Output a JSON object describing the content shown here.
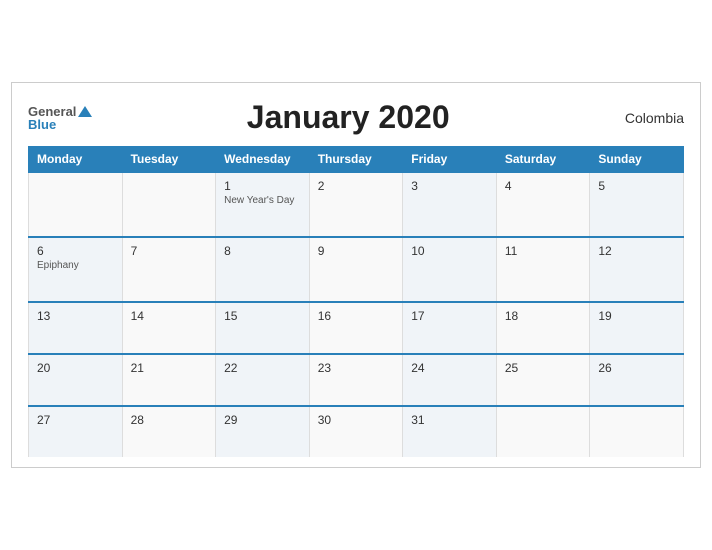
{
  "header": {
    "title": "January 2020",
    "country": "Colombia",
    "logo_general": "General",
    "logo_blue": "Blue"
  },
  "weekdays": [
    "Monday",
    "Tuesday",
    "Wednesday",
    "Thursday",
    "Friday",
    "Saturday",
    "Sunday"
  ],
  "weeks": [
    [
      {
        "day": "",
        "holiday": ""
      },
      {
        "day": "",
        "holiday": ""
      },
      {
        "day": "1",
        "holiday": "New Year's Day"
      },
      {
        "day": "2",
        "holiday": ""
      },
      {
        "day": "3",
        "holiday": ""
      },
      {
        "day": "4",
        "holiday": ""
      },
      {
        "day": "5",
        "holiday": ""
      }
    ],
    [
      {
        "day": "6",
        "holiday": "Epiphany"
      },
      {
        "day": "7",
        "holiday": ""
      },
      {
        "day": "8",
        "holiday": ""
      },
      {
        "day": "9",
        "holiday": ""
      },
      {
        "day": "10",
        "holiday": ""
      },
      {
        "day": "11",
        "holiday": ""
      },
      {
        "day": "12",
        "holiday": ""
      }
    ],
    [
      {
        "day": "13",
        "holiday": ""
      },
      {
        "day": "14",
        "holiday": ""
      },
      {
        "day": "15",
        "holiday": ""
      },
      {
        "day": "16",
        "holiday": ""
      },
      {
        "day": "17",
        "holiday": ""
      },
      {
        "day": "18",
        "holiday": ""
      },
      {
        "day": "19",
        "holiday": ""
      }
    ],
    [
      {
        "day": "20",
        "holiday": ""
      },
      {
        "day": "21",
        "holiday": ""
      },
      {
        "day": "22",
        "holiday": ""
      },
      {
        "day": "23",
        "holiday": ""
      },
      {
        "day": "24",
        "holiday": ""
      },
      {
        "day": "25",
        "holiday": ""
      },
      {
        "day": "26",
        "holiday": ""
      }
    ],
    [
      {
        "day": "27",
        "holiday": ""
      },
      {
        "day": "28",
        "holiday": ""
      },
      {
        "day": "29",
        "holiday": ""
      },
      {
        "day": "30",
        "holiday": ""
      },
      {
        "day": "31",
        "holiday": ""
      },
      {
        "day": "",
        "holiday": ""
      },
      {
        "day": "",
        "holiday": ""
      }
    ]
  ]
}
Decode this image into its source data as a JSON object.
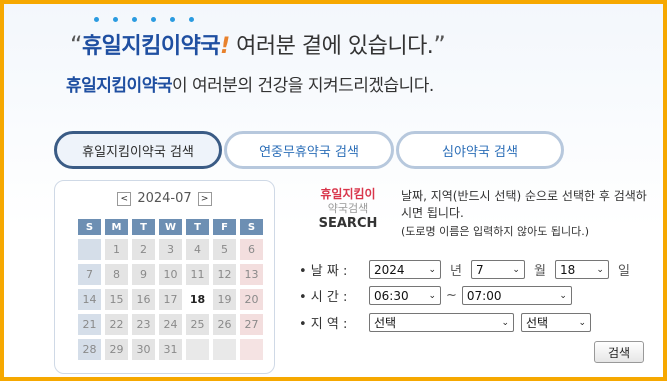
{
  "headline": {
    "quote_open": "“",
    "brand": "휴일지킴이약국",
    "exclaim": "!",
    "rest": " 여러분 곁에 있습니다.",
    "quote_close": "”"
  },
  "subhead": {
    "brand": "휴일지킴이약국",
    "rest": "이 여러분의 건강을 지켜드리겠습니다."
  },
  "tabs": [
    {
      "label": "휴일지킴이약국 검색",
      "active": true
    },
    {
      "label": "연중무휴약국 검색",
      "active": false
    },
    {
      "label": "심야약국 검색",
      "active": false
    }
  ],
  "calendar": {
    "prev": "<",
    "next": ">",
    "month": "2024-07",
    "weekdays": [
      "S",
      "M",
      "T",
      "W",
      "T",
      "F",
      "S"
    ],
    "weeks": [
      [
        "",
        "1",
        "2",
        "3",
        "4",
        "5",
        "6"
      ],
      [
        "7",
        "8",
        "9",
        "10",
        "11",
        "12",
        "13"
      ],
      [
        "14",
        "15",
        "16",
        "17",
        "18",
        "19",
        "20"
      ],
      [
        "21",
        "22",
        "23",
        "24",
        "25",
        "26",
        "27"
      ],
      [
        "28",
        "29",
        "30",
        "31",
        "",
        "",
        ""
      ]
    ],
    "today": "18"
  },
  "search_logo": {
    "line1": "휴일지킴이",
    "line2": "약국검색",
    "line3": "SEARCH"
  },
  "guide": {
    "text": "날짜, 지역(반드시 선택) 순으로 선택한 후 검색하시면 됩니다.",
    "note": "(도로명 이름은 입력하지 않아도 됩니다.)"
  },
  "form": {
    "date_label": "• 날 짜 :",
    "year": "2024",
    "year_unit": "년",
    "month": "7",
    "month_unit": "월",
    "day": "18",
    "day_unit": "일",
    "time_label": "• 시 간 :",
    "time_from": "06:30",
    "time_sep": "~",
    "time_to": "07:00",
    "area_label": "• 지 역 :",
    "area1": "선택",
    "area2": "선택",
    "chevron": "⌄",
    "search_button": "검색"
  },
  "colors": {
    "frame": "#f6a800",
    "brand_blue": "#1f4fa1",
    "accent_red": "#d9364b"
  }
}
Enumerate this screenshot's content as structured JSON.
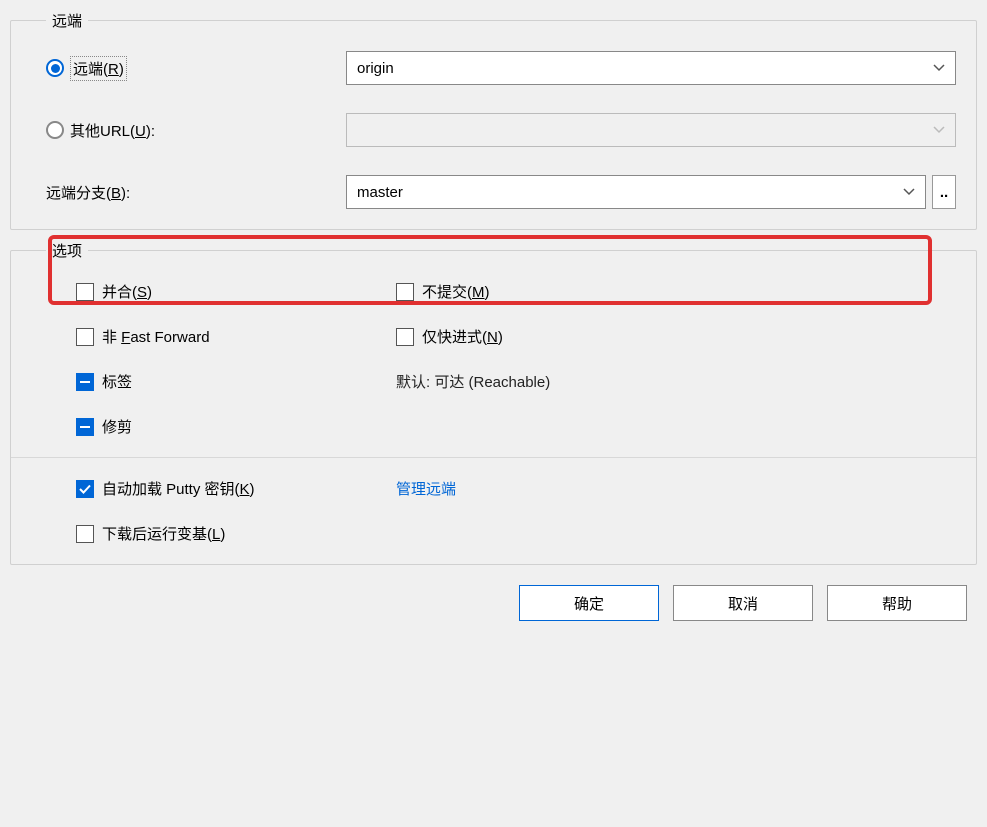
{
  "remote": {
    "legend": "远端",
    "radio_remote_label": "远端(R)",
    "radio_other_url_label": "其他URL(U):",
    "remote_value": "origin",
    "other_url_value": "",
    "branch_label": "远端分支(B):",
    "branch_value": "master"
  },
  "options": {
    "legend": "选项",
    "merge": "并合(S)",
    "no_commit": "不提交(M)",
    "no_ff": "非 Fast Forward",
    "ff_only": "仅快进式(N)",
    "tags": "标签",
    "tags_default": "默认: 可达 (Reachable)",
    "prune": "修剪",
    "autoload_putty": "自动加载 Putty 密钥(K)",
    "manage_remote": "管理远端",
    "rebase_after": "下载后运行变基(L)"
  },
  "buttons": {
    "ok": "确定",
    "cancel": "取消",
    "help": "帮助"
  }
}
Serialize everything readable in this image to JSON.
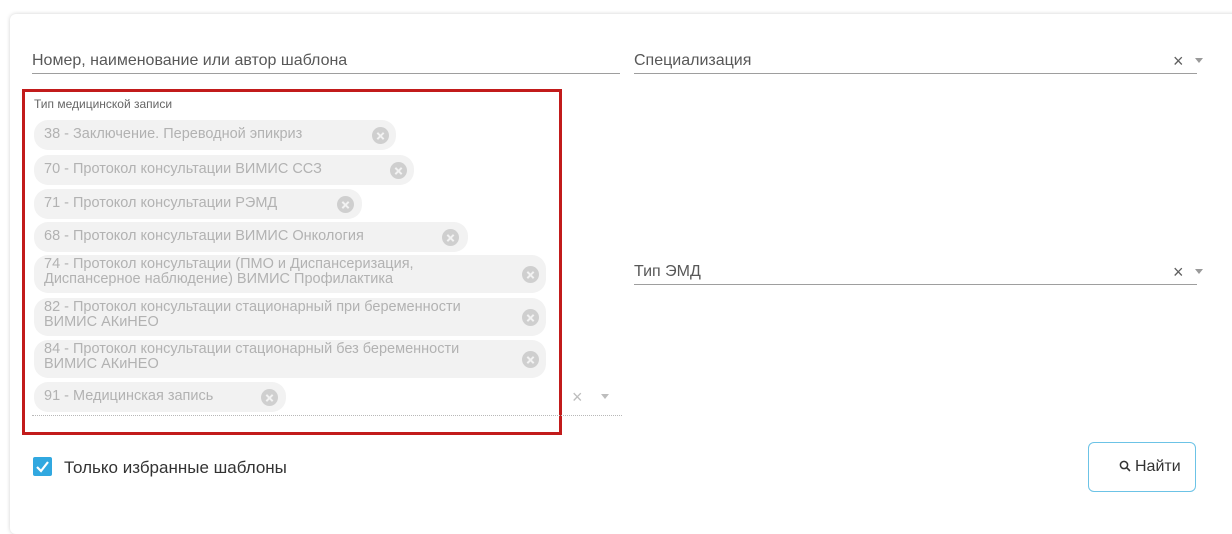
{
  "filters": {
    "search_placeholder": "Номер, наименование или автор шаблона",
    "specialization_placeholder": "Специализация",
    "emd_type_placeholder": "Тип ЭМД",
    "clear_symbol": "×"
  },
  "record_type": {
    "label": "Тип медицинской записи",
    "chips": [
      "38 - Заключение. Переводной эпикриз",
      "70 - Протокол консультации ВИМИС ССЗ",
      "71 - Протокол консультации РЭМД",
      "68 - Протокол консультации ВИМИС Онкология",
      "74 - Протокол консультации (ПМО и Диспансеризация, Диспансерное наблюдение) ВИМИС Профилактика",
      "82 - Протокол консультации стационарный при беременности ВИМИС АКиНЕО",
      "84 - Протокол консультации стационарный без беременности ВИМИС АКиНЕО",
      "91 - Медицинская запись"
    ],
    "clear_symbol": "×"
  },
  "favorites": {
    "label": "Только избранные шаблоны",
    "checked": true
  },
  "find_button": {
    "label": "Найти",
    "icon": "search-icon"
  },
  "colors": {
    "accent": "#31a8e0",
    "highlight": "#c21b1b",
    "chip_bg": "#f2f2f2"
  }
}
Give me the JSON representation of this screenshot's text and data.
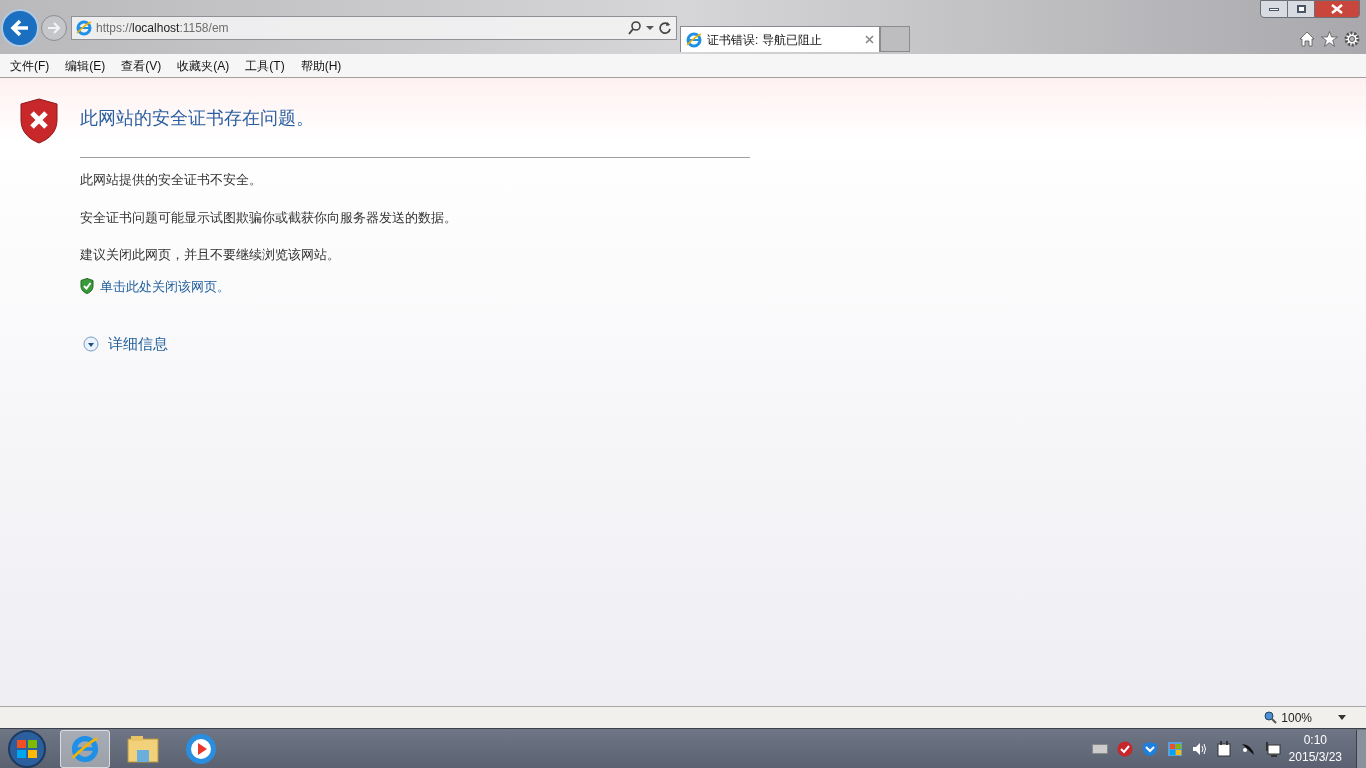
{
  "address_bar": {
    "scheme": "https://",
    "host": "localhost",
    "rest": ":1158/em"
  },
  "tabs": [
    {
      "label": "证书错误: 导航已阻止",
      "selected": true
    }
  ],
  "menu": [
    "文件(F)",
    "编辑(E)",
    "查看(V)",
    "收藏夹(A)",
    "工具(T)",
    "帮助(H)"
  ],
  "page": {
    "heading": "此网站的安全证书存在问题。",
    "paragraphs": [
      "此网站提供的安全证书不安全。",
      "安全证书问题可能显示试图欺骗你或截获你向服务器发送的数据。",
      "建议关闭此网页，并且不要继续浏览该网站。"
    ],
    "close_link": "单击此处关闭该网页。",
    "details": {
      "label": "详细信息",
      "expanded": false
    }
  },
  "status_bar": {
    "zoom": "100%"
  },
  "taskbar": {
    "apps": [
      {
        "kind": "ie",
        "selected": true
      },
      {
        "kind": "folder",
        "selected": false
      },
      {
        "kind": "player",
        "selected": false
      }
    ],
    "clock": {
      "time": "0:10",
      "date": "2015/3/23"
    }
  }
}
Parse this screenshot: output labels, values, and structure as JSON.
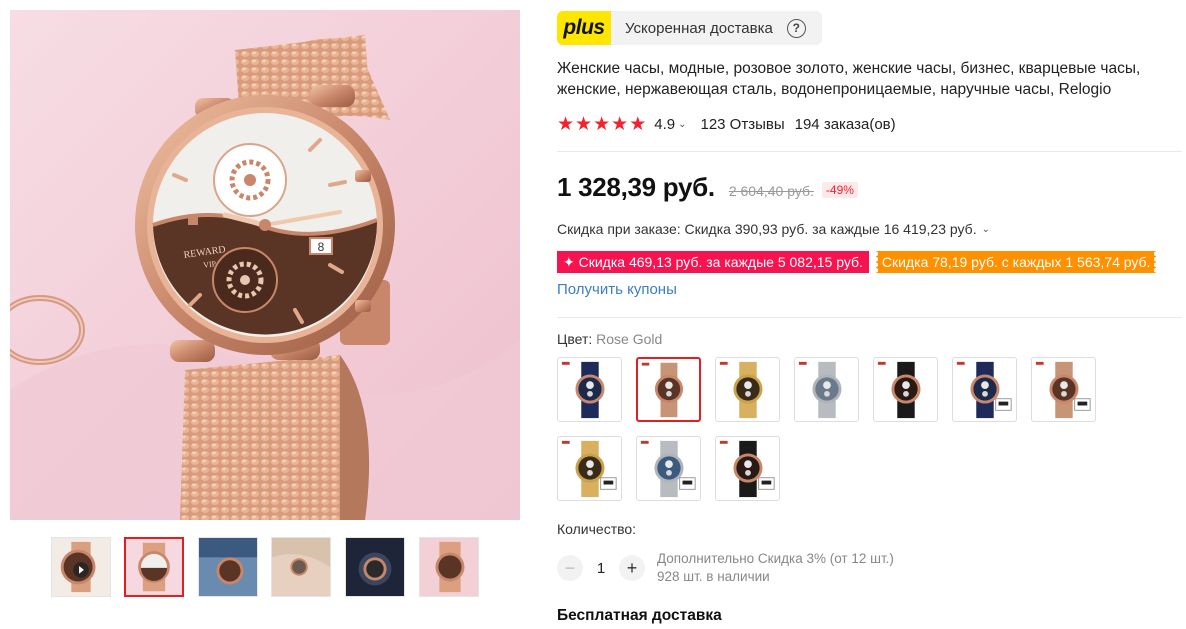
{
  "gallery": {
    "main_watch": {
      "dial_top_color": "#f2f2f0",
      "dial_bottom_color": "#5a3424",
      "case_color": "#c8866a",
      "brand": "REWARD",
      "sub_brand": "VIP",
      "date": "8"
    },
    "thumbnails": [
      {
        "name": "thumb-1",
        "dial": "#5a3424",
        "bg": "#f3ece6",
        "video": true
      },
      {
        "name": "thumb-2",
        "dial": "#5a3424",
        "bg": "#f6d8e0",
        "active": true
      },
      {
        "name": "thumb-3",
        "dial": "#5a3424",
        "bg": "#6a8bb0"
      },
      {
        "name": "thumb-4",
        "dial": "#6a5a50",
        "bg": "#d8c2ae"
      },
      {
        "name": "thumb-5",
        "dial": "#2a2a2a",
        "bg": "#2a3550"
      },
      {
        "name": "thumb-6",
        "dial": "#5a3424",
        "bg": "#f3cfd6"
      }
    ]
  },
  "plus": {
    "badge": "plus",
    "text": "Ускоренная доставка",
    "help_icon": "?"
  },
  "product": {
    "title": "Женские часы, модные, розовое золото, женские часы, бизнес, кварцевые часы, женские, нержавеющая сталь, водонепроницаемые, наручные часы, Relogio",
    "rating": "4.9",
    "stars": 5,
    "reviews": "123 Отзывы",
    "orders": "194 заказа(ов)"
  },
  "price": {
    "current": "1 328,39 руб.",
    "old": "2 604,40 руб.",
    "discount": "-49%"
  },
  "order_discount": "Скидка при заказе: Скидка 390,93 руб. за каждые 16 419,23 руб.",
  "coupons": [
    {
      "text": "✦ Скидка 469,13 руб. за каждые 5 082,15 руб.",
      "color": "#f7134f"
    },
    {
      "text": "Скидка 78,19 руб. с каждых 1 563,74 руб.",
      "color": "#ff9000"
    }
  ],
  "get_coupons": "Получить купоны",
  "color": {
    "label": "Цвет:",
    "value": "Rose Gold",
    "options": [
      {
        "name": "swatch-1",
        "dial": "#1d2a4a",
        "band": "#1d2a5a",
        "case": "#c8866a",
        "box": false
      },
      {
        "name": "swatch-2",
        "dial": "#5a3424",
        "band": "#c89478",
        "case": "#c8866a",
        "box": false,
        "selected": true
      },
      {
        "name": "swatch-3",
        "dial": "#3a2a18",
        "band": "#d8b060",
        "case": "#c9a24a",
        "box": false
      },
      {
        "name": "swatch-4",
        "dial": "#6a7a8a",
        "band": "#b8bcc0",
        "case": "#b0b4b8",
        "box": false
      },
      {
        "name": "swatch-5",
        "dial": "#2a1a14",
        "band": "#1a1a1a",
        "case": "#c8866a",
        "box": false
      },
      {
        "name": "swatch-6",
        "dial": "#1d2a4a",
        "band": "#1d2a5a",
        "case": "#c8866a",
        "box": true
      },
      {
        "name": "swatch-7",
        "dial": "#5a3424",
        "band": "#c89478",
        "case": "#c8866a",
        "box": true
      },
      {
        "name": "swatch-8",
        "dial": "#3a2a18",
        "band": "#d8b060",
        "case": "#c9a24a",
        "box": true
      },
      {
        "name": "swatch-9",
        "dial": "#3a5a80",
        "band": "#b8bcc0",
        "case": "#b0b4b8",
        "box": true
      },
      {
        "name": "swatch-10",
        "dial": "#2a1a14",
        "band": "#1a1a1a",
        "case": "#c8866a",
        "box": true
      }
    ]
  },
  "quantity": {
    "label": "Количество:",
    "value": "1",
    "minus": "−",
    "plus": "+",
    "extra_discount": "Дополнительно Скидка 3% (от 12 шт.)",
    "stock": "928 шт. в наличии"
  },
  "shipping": {
    "title": "Бесплатная доставка"
  }
}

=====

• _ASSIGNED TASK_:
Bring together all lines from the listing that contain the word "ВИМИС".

• _EXERCISE OUTPUT_:
      "70 - Протокол консультации ВИМИС ССЗ",
      "68 - Протокол консультации ВИМИС Онкология",
      "74 - Протокол консультации (ПМО и Диспансеризация, Диспансерное наблюдение) ВИМИС Профилактика",
      "82 - Протокол консультации стационарный при беременности ВИМИС АКиНЕО",
      "84 - Протокол консультации стационарный без беременности ВИМИС АКиНЕО",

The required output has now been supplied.